After the vote, Hoskins warned that the village might be perceived as discriminating against one group over another for political reasons. “I understand the need for background checks,” he said, adding PIRG had been around for decades and canvassers were usually college students.
PIRG’s documentation, Sept. 24, was much more complete than the fellow agenda requests from other groups. Several pages long, PIRG’s request provided names and addresses of every canvasser. The firefighters and Lion’s Club requests were one-page letters noting the dates of the charity drives.
Mannix said last week he asked for more information at the September 2012 meeting because firefighters and Lion’s Club members were not “going door to door.” But the council had approved a Girl Scout request to sell cookies door-to-door the previous month without comment.
At the next meeting Oct. 9, PIRG submitted even more documentation: a list of solicitors by name, an Illinois Charitable Organization Report, a corporate file certificate for the Illinois Secretary of State, and a supporting letter from the Illinois Attorney General’s Office.

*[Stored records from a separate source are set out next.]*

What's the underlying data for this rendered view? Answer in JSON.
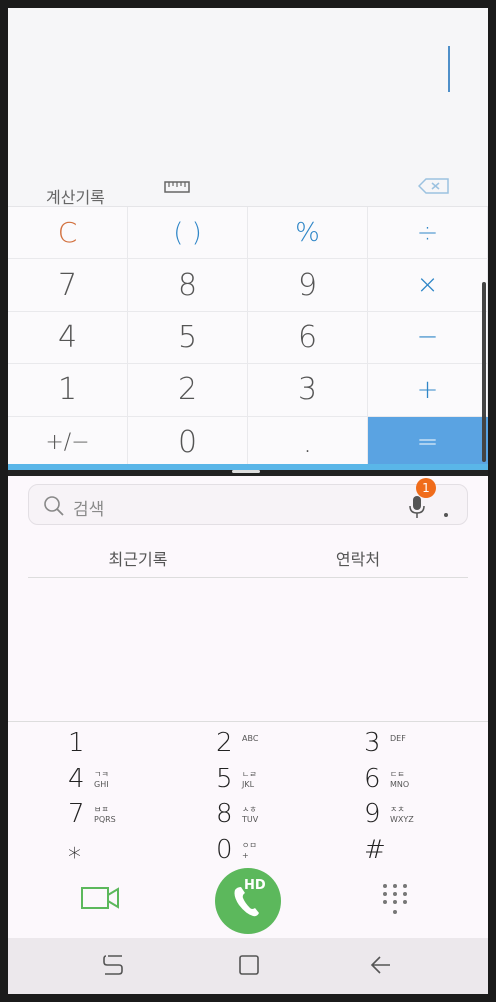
{
  "calculator": {
    "history_label": "계산기록",
    "keys": [
      {
        "label": "C",
        "type": "clr"
      },
      {
        "label": "( )",
        "type": "op"
      },
      {
        "label": "%",
        "type": "op"
      },
      {
        "label": "÷",
        "type": "op"
      },
      {
        "label": "7",
        "type": "num"
      },
      {
        "label": "8",
        "type": "num"
      },
      {
        "label": "9",
        "type": "num"
      },
      {
        "label": "×",
        "type": "op"
      },
      {
        "label": "4",
        "type": "num"
      },
      {
        "label": "5",
        "type": "num"
      },
      {
        "label": "6",
        "type": "num"
      },
      {
        "label": "−",
        "type": "op"
      },
      {
        "label": "1",
        "type": "num"
      },
      {
        "label": "2",
        "type": "num"
      },
      {
        "label": "3",
        "type": "num"
      },
      {
        "label": "+",
        "type": "op"
      },
      {
        "label": "+/−",
        "type": "small"
      },
      {
        "label": "0",
        "type": "num"
      },
      {
        "label": ".",
        "type": "num"
      },
      {
        "label": "=",
        "type": "eq"
      }
    ]
  },
  "phone": {
    "search_placeholder": "검색",
    "notification_count": "1",
    "tabs": [
      "최근기록",
      "연락처"
    ],
    "dialpad": [
      {
        "num": "1",
        "sub1": "",
        "sub2": ""
      },
      {
        "num": "2",
        "sub1": "ABC",
        "sub2": ""
      },
      {
        "num": "3",
        "sub1": "DEF",
        "sub2": ""
      },
      {
        "num": "4",
        "sub1": "ㄱㅋ",
        "sub2": "GHI"
      },
      {
        "num": "5",
        "sub1": "ㄴㄹ",
        "sub2": "JKL"
      },
      {
        "num": "6",
        "sub1": "ㄷㅌ",
        "sub2": "MNO"
      },
      {
        "num": "7",
        "sub1": "ㅂㅍ",
        "sub2": "PQRS"
      },
      {
        "num": "8",
        "sub1": "ㅅㅎ",
        "sub2": "TUV"
      },
      {
        "num": "9",
        "sub1": "ㅈㅊ",
        "sub2": "WXYZ"
      },
      {
        "num": "⁎",
        "sub1": "",
        "sub2": ""
      },
      {
        "num": "0",
        "sub1": "ㅇㅁ",
        "sub2": "+"
      },
      {
        "num": "#",
        "sub1": "",
        "sub2": ""
      }
    ],
    "call_label": "HD"
  },
  "colors": {
    "accent_blue": "#2f86c7",
    "equals_bg": "#5aa3e2",
    "clear_orange": "#d2703e",
    "call_green": "#5cb85c",
    "badge_orange": "#f06c1b"
  },
  "icons": [
    "ruler-icon",
    "backspace-icon",
    "search-icon",
    "mic-icon",
    "more-options-icon",
    "video-call-icon",
    "phone-icon",
    "keypad-icon",
    "recent-apps-icon",
    "home-icon",
    "back-icon"
  ]
}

But when the agenda item came up, Commissioner Mark Hosty said he had not previously seen it on the agenda and said it was a surprise to him. Hosty told the council he needed time to read the documents and asked the council to table the motion again.
Again, the council voted 3-2 to table the motion with Hoskins and Harris voting nay and Hosty, Mannix and Mayor Anthony Calderone voting to table.
Then in May, PIRG started their recent campaign against subsidies for junk food ingredients.
The group’s solicitation request came up on the May 13 village council agenda.
This time, not a single commissioner would even make a motion to approve the group’s application for a permit.
“The motion dies,” said Calderone, and quickly moved on to the next agenda item.
When asked why he didn’t even make a motion so the matter could be discussed, Hoskins said he “regretted not making a motion on that.”
“You just have to pick your battles,” Hoskins said, adding, “If [PIRG] decided to sue the village over this, I wouldn’t be surprised.” Hoskins said the village’s machinations were influenced by “national right-wing agendas.”
Harris also seemed to express regret for not making the motion May 13, in hindsight in an email: “[PIRG]’s request has been shot down by Mannix/Hosty each time it comes up, and it would have again. Is that a reason not to make a motion? No. It should have been, just so they could have [voted against it] again,” said Harris, who thinks the perception of PIRG as a progressive liberal group was behind the vote.
“If it came up again, and it should, I would make the motion or second it,” Harris added. “I don’t think it’s our job as a council to suppress groups based on perceived political leanings. That’s just wrong.”
“They have no political courage” was how Mannix last week characterized the inaction by Hoskins and Harris at the May 13 meeting. “They have just as much right as I do to make a motion and second it and vote it up and down.”
The last time all council members declined to allow a motion to get to vote on a village agenda item was when Scratch Kitchen applied for a liquor license in December 2012. Harris made the motion to allow the liquor license, but no other commissioner would second the motion. Owner Patrick O’Brien begged for a second consideration and a community Facebook Page supporting the restaurant’s plight quickly garnered more than 400 “likes.” The council approved the liquor license at the next council meeting.
This aritcle was updated to correct the description of the Dec. 12 Village Council meeting.